During shooting, she lets go of the scenario; the film is born. During editing, she lets go of the shots; the film grows. She herself disappears into the background and lets the film exist. Akerman's films are underground experiments in the vein of Paul Morrissey and Andy Warhol and symbols of the free cinema of the 1970s.
Chantal Akerman was born in Brussels in 1950. After her training at the Belgian film institute INSAS she moved to New York, from where she made her seventies films. Nowadays Akerman works from France.News from home (Belgium/France 1976)

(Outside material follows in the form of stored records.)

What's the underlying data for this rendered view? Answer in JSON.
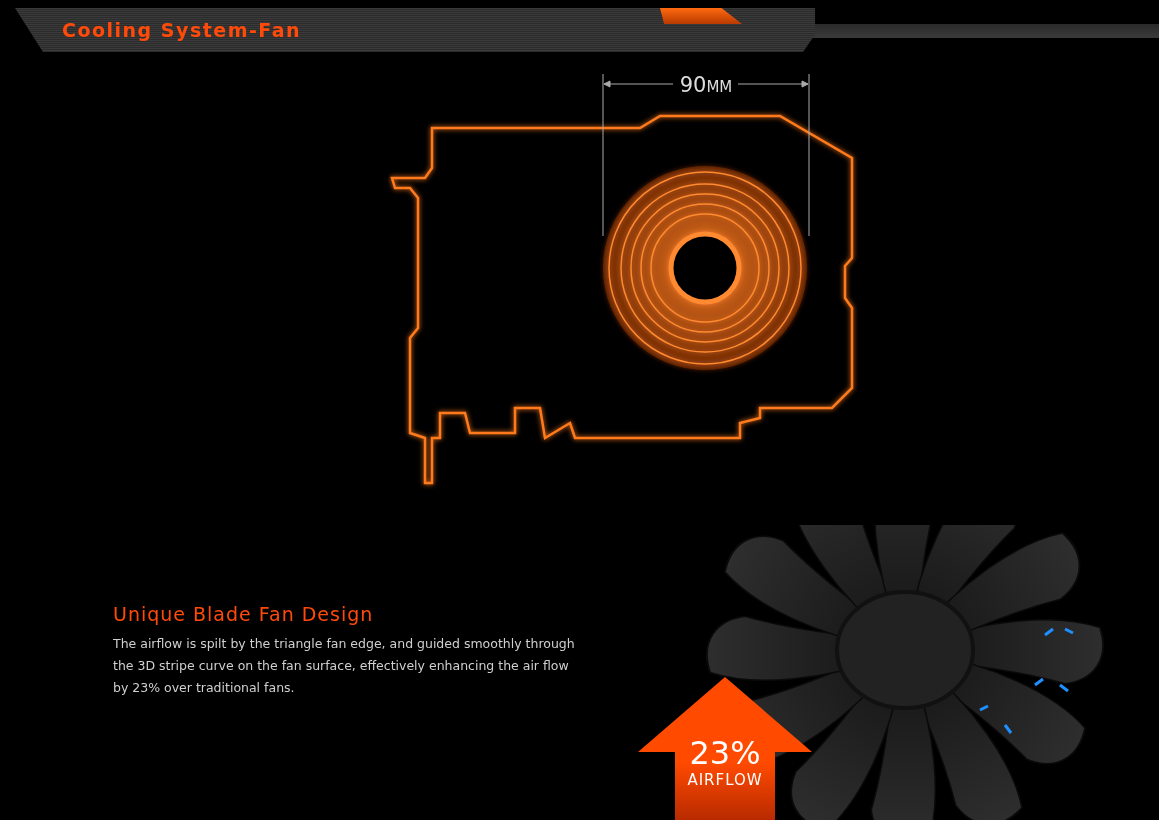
{
  "header": {
    "title": "Cooling System-Fan"
  },
  "diagram": {
    "dimension": {
      "value": "90",
      "unit": "MM"
    }
  },
  "feature": {
    "title": "Unique Blade Fan Design",
    "body": "The airflow is spilt by the triangle fan edge, and guided smoothly through the 3D stripe curve on the fan surface, effectively enhancing the air flow by 23% over traditional fans."
  },
  "airflow_badge": {
    "value": "23%",
    "label": "AIRFLOW"
  }
}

In the course of travellings or long fixed panoramas of New York (subway, streets, facades) which sketch her life in the background, the filmmaker reads the letters of her mother from Belgium, the umbilical cord with her family story.
Saute ma ville (Belgium 1968)
Chantal Akerman is 18 and starts her oeuvre with a bomb in the kitchen: a burlesque pamphlet against housework, May '68-style.
Tearing up the kitchen, dirtying the walls, rubbing polish on the calves... Humming along to a scintillating finale.
La chambre (Belgium/France 1972)
A long, slow panoramic shot spins around the room several times, without stopping.
On the bed Chantal Akerman. First motionless still, and when the camera passes again, eating an apple.
Both a mysterious self-portrait of the filmmaker in her favourite spot, and the equivalent of a still life in her cinema.